Find and return every line of the data that contains the word "arrow".
Extracted records below:
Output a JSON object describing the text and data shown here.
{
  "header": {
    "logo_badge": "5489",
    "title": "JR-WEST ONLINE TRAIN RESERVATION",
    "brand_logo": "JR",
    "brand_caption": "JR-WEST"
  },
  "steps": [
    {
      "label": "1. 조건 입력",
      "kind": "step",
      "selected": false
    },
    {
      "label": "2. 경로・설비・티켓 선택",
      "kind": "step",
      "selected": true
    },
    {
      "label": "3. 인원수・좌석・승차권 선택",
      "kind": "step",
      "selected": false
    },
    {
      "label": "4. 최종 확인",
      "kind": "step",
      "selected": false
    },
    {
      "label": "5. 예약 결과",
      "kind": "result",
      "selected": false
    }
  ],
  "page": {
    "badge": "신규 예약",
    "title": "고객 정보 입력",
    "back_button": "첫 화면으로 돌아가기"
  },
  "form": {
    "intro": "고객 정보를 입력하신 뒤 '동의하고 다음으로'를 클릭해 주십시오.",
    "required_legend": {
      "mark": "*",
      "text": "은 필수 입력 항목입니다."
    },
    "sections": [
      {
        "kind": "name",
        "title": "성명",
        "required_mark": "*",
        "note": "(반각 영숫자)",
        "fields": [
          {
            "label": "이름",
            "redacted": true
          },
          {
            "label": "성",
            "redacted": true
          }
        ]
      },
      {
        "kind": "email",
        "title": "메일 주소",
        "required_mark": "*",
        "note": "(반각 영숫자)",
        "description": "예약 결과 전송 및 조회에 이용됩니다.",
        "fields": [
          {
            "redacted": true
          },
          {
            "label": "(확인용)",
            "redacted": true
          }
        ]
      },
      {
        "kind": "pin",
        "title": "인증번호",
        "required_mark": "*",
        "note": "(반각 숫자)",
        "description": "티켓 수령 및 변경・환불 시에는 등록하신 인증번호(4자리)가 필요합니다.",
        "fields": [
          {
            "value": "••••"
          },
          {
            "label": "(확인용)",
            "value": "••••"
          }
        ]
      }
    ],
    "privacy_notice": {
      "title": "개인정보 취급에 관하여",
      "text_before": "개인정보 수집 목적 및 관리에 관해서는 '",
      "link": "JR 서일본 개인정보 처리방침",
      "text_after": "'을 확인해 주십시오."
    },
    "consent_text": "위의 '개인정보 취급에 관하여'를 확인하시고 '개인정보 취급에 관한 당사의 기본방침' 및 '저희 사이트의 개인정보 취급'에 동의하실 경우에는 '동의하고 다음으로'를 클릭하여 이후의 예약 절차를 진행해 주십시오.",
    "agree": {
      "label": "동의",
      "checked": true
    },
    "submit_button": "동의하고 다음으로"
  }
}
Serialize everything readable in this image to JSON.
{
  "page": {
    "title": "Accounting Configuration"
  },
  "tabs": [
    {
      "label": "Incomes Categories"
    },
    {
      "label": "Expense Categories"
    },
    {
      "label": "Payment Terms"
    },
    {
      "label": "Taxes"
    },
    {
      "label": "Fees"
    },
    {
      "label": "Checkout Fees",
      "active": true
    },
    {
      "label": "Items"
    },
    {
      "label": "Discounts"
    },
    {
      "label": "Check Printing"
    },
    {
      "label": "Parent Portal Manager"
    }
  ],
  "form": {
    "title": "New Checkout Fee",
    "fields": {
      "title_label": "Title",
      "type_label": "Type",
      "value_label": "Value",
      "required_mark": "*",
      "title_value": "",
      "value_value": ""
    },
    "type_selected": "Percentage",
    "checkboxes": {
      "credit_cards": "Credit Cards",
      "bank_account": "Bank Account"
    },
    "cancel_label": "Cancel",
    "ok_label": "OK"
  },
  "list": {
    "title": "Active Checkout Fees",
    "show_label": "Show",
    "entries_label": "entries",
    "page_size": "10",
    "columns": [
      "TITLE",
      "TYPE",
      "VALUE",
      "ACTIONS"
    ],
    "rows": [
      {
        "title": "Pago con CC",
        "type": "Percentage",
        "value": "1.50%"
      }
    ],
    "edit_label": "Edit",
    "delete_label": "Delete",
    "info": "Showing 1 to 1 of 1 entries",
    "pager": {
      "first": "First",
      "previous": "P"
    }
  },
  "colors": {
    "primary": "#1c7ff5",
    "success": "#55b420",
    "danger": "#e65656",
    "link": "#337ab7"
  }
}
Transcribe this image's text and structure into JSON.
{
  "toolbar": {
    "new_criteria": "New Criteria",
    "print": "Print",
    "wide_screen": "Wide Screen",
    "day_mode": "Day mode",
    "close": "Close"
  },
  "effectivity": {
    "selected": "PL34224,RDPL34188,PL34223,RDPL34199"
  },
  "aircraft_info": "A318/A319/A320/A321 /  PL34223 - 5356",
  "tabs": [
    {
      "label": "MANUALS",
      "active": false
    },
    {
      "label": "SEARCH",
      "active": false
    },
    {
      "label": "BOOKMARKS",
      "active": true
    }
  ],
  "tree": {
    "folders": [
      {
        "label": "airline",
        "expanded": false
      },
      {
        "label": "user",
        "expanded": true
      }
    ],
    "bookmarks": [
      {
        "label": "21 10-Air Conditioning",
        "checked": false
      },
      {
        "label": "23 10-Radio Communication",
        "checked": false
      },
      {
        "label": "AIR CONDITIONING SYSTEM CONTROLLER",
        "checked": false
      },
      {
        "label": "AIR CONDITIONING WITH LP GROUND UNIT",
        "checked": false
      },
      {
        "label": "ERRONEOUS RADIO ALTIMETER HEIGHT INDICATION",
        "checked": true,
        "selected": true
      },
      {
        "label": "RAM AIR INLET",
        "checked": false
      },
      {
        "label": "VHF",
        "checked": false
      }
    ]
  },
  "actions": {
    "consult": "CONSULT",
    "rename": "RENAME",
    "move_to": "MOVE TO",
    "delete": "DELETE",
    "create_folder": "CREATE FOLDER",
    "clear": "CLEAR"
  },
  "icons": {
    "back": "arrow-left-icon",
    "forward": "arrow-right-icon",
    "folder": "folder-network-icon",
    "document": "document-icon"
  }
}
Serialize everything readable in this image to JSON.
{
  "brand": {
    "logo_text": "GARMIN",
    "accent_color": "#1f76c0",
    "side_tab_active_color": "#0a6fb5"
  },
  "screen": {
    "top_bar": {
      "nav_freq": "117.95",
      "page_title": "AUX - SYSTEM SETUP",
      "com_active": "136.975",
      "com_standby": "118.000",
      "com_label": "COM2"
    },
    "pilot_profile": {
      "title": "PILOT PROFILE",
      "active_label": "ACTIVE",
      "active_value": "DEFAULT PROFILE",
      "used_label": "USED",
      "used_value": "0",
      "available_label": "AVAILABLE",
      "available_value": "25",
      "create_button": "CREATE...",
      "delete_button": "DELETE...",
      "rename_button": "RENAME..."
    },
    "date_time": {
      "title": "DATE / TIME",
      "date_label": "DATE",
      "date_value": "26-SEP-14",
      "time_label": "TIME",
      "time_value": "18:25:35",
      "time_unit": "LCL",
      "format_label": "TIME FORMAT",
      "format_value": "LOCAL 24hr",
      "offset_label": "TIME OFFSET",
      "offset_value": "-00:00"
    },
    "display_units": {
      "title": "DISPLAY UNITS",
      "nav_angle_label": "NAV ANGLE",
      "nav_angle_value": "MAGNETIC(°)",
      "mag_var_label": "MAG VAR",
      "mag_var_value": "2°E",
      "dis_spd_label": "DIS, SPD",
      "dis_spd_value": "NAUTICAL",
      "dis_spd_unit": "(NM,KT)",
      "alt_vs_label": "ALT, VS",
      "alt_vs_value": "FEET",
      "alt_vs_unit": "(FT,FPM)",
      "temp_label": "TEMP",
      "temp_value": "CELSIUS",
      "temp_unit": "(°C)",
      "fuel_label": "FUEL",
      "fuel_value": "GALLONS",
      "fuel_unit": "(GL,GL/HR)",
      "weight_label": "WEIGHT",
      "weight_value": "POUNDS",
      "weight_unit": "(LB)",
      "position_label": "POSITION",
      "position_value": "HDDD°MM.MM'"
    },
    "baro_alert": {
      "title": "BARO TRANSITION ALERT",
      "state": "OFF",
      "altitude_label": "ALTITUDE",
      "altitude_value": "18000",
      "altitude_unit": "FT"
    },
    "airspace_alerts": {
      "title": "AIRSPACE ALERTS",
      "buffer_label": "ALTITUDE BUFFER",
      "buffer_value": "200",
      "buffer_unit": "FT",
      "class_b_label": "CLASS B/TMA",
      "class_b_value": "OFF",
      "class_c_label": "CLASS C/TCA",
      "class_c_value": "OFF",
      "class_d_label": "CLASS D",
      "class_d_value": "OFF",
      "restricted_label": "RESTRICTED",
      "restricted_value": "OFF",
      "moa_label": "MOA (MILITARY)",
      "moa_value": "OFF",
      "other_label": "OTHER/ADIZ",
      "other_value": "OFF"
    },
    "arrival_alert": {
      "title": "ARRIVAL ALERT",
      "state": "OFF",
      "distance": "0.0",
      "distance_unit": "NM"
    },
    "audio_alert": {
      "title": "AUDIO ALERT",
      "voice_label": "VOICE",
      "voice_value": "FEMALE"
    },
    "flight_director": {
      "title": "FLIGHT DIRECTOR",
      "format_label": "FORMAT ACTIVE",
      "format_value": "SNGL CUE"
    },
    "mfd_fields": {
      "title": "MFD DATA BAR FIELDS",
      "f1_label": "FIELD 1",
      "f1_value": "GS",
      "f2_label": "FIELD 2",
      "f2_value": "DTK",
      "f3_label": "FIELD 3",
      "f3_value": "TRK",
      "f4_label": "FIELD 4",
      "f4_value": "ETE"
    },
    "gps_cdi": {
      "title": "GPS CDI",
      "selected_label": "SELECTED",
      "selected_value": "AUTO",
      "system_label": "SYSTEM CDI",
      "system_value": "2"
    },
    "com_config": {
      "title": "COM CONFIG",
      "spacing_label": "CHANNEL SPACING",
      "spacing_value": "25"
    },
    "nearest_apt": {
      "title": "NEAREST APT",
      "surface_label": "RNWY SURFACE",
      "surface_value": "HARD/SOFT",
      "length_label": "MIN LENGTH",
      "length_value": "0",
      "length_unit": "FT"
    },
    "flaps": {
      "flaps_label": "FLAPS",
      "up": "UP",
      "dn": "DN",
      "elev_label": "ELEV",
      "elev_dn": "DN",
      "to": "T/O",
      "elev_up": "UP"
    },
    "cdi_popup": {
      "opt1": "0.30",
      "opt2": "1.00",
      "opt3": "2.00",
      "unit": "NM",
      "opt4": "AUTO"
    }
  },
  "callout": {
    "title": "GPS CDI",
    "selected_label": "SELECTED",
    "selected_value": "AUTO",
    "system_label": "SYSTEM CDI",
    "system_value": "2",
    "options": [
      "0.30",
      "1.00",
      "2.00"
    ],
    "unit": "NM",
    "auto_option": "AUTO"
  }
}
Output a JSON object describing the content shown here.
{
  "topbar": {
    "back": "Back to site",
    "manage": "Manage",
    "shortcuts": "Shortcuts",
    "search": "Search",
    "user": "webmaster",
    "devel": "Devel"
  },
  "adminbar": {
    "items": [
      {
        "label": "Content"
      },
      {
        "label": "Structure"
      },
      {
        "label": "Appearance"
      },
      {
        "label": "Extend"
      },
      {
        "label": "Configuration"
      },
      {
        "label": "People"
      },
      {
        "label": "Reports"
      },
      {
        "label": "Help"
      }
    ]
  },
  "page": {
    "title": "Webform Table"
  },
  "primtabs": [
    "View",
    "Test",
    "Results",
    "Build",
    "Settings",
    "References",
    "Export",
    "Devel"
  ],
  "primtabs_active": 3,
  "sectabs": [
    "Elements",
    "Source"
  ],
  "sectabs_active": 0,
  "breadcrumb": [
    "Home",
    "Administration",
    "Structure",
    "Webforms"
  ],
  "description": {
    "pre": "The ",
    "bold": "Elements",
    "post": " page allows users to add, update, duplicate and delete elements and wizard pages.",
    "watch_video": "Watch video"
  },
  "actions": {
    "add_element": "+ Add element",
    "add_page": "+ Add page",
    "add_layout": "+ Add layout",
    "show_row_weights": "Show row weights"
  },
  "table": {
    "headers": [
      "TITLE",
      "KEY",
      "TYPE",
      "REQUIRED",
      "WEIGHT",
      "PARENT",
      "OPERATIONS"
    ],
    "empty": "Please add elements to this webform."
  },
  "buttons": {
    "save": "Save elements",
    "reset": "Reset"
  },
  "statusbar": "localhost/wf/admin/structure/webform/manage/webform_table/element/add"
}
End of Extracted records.
#### Solved exercise
    "back": "arrow-left-icon",
    "forward": "arrow-right-icon",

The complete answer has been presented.